**Saved data entries**
════════════════

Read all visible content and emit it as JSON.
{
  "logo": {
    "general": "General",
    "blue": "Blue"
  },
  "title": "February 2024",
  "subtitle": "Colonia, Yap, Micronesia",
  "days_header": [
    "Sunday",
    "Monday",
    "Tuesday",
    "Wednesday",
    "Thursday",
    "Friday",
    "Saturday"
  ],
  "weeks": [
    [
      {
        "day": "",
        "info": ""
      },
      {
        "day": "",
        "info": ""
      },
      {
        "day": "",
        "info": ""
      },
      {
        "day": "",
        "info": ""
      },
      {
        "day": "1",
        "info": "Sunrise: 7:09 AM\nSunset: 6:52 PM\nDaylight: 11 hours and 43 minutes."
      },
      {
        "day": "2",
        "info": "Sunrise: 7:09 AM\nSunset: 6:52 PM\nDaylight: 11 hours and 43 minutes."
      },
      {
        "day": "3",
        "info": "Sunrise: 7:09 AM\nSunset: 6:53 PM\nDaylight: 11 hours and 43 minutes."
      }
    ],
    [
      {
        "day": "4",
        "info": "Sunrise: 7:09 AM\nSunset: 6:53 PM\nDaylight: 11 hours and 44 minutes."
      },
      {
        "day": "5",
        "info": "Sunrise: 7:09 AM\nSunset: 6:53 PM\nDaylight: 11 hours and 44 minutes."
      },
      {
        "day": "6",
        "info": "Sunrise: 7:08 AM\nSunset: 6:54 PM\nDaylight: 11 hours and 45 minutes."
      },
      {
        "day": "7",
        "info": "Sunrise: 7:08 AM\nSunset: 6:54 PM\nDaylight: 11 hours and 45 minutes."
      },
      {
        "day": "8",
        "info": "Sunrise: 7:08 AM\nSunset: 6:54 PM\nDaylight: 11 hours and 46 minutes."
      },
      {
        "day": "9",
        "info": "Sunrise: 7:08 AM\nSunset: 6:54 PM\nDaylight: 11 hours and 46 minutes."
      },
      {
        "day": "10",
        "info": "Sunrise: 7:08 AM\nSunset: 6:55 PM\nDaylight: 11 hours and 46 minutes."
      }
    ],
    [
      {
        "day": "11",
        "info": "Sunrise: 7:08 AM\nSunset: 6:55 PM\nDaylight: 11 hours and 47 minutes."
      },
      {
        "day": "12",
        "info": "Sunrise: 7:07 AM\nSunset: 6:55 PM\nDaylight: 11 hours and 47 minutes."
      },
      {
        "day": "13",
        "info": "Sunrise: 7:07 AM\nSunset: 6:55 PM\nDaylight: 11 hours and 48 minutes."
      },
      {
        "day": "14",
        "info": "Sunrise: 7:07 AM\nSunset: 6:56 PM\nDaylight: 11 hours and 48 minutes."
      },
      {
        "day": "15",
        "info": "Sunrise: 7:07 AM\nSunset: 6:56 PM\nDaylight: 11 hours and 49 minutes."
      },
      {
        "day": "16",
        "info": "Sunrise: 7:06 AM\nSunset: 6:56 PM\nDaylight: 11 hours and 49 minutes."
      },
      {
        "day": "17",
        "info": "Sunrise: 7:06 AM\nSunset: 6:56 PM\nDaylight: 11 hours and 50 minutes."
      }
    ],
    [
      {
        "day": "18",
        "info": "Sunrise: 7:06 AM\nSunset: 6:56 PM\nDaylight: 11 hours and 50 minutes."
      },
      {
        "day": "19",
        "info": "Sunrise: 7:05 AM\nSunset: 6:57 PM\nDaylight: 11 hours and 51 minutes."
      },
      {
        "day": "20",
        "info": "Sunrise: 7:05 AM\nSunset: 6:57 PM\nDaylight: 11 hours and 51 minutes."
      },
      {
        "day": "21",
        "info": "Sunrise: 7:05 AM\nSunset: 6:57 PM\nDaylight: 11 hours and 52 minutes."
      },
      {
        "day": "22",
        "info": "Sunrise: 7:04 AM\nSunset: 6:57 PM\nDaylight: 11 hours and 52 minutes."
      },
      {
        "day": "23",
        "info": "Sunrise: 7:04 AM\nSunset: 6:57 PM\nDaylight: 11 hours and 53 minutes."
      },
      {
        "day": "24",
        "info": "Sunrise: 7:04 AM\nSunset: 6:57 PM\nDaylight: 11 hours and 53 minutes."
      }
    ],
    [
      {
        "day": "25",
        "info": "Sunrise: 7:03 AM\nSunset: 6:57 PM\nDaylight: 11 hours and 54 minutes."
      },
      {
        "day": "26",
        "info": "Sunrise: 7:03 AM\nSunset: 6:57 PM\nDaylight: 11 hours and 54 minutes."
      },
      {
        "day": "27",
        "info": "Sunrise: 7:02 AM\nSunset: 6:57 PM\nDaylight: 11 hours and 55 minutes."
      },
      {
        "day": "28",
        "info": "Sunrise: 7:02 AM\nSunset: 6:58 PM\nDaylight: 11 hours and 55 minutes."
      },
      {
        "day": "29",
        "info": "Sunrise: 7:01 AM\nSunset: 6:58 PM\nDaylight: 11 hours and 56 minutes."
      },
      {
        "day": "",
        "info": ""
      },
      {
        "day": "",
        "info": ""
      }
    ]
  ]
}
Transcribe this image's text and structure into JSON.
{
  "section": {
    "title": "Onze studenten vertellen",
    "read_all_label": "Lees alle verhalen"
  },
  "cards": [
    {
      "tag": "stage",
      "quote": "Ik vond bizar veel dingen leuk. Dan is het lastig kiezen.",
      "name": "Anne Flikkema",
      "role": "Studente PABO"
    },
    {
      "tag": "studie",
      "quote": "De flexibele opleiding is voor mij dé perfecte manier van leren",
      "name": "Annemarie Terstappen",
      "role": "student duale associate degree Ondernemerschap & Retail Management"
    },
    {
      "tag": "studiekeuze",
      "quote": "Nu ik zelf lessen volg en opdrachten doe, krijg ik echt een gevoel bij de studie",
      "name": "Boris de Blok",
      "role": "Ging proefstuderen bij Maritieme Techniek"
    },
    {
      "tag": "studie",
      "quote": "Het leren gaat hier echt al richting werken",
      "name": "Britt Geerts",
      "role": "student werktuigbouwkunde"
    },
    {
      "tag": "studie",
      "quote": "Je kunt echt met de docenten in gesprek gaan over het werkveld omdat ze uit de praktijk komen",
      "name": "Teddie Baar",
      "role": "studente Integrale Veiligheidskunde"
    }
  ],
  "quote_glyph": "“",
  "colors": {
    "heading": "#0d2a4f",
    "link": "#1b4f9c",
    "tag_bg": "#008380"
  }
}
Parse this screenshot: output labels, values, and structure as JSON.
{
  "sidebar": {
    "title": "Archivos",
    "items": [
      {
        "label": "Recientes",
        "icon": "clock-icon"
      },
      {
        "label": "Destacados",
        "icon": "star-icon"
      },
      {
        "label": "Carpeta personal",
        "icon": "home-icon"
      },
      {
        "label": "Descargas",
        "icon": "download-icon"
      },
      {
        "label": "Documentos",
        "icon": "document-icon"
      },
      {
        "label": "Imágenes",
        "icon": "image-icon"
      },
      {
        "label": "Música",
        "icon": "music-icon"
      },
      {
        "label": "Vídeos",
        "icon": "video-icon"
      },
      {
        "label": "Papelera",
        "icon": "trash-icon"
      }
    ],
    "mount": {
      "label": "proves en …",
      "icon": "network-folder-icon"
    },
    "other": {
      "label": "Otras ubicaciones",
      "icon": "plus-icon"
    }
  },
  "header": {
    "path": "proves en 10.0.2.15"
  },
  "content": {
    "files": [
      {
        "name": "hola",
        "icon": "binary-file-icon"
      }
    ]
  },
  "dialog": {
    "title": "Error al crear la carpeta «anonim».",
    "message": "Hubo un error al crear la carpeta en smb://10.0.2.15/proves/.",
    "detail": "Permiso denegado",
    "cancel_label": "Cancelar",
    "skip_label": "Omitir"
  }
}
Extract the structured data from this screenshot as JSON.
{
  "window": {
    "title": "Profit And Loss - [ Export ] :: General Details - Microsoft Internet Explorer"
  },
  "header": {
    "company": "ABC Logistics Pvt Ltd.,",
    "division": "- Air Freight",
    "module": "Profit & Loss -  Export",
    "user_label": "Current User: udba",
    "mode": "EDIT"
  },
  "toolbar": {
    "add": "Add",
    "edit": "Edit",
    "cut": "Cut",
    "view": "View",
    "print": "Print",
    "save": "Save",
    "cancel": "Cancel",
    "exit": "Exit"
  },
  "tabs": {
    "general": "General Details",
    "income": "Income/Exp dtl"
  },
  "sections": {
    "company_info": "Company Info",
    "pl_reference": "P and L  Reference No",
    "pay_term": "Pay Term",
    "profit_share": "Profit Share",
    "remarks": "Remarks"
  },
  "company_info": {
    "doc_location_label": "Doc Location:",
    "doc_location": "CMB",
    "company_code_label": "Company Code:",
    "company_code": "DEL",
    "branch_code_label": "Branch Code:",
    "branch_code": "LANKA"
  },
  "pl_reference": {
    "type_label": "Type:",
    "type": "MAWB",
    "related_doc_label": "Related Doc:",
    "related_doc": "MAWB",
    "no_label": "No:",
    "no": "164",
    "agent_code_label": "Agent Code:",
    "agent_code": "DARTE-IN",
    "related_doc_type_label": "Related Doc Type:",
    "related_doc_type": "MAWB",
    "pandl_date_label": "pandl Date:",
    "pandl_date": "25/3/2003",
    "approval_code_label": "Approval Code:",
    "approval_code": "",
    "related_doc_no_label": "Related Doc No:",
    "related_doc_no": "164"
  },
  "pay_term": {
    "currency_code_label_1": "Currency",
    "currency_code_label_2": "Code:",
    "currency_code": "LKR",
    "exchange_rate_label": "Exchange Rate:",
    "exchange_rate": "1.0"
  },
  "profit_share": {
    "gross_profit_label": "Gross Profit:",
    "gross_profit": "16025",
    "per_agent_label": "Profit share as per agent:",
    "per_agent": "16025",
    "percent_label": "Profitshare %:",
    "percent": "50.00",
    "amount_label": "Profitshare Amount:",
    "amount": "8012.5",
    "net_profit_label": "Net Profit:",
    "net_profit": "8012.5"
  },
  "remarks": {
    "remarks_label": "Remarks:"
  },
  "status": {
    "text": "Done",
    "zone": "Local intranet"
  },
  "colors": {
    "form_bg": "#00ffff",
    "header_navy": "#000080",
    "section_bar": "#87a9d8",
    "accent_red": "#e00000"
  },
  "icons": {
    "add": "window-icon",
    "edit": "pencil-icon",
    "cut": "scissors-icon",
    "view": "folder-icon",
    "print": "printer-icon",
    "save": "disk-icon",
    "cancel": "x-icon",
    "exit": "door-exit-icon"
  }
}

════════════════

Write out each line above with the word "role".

**OUTPUT BELOW**
      "role": "Studente PABO"
      "role": "student duale associate degree Ondernemerschap & Retail Management"
      "role": "Ging proefstuderen bij Maritieme Techniek"
      "role": "student werktuigbouwkunde"
      "role": "studente Integrale Veiligheidskunde"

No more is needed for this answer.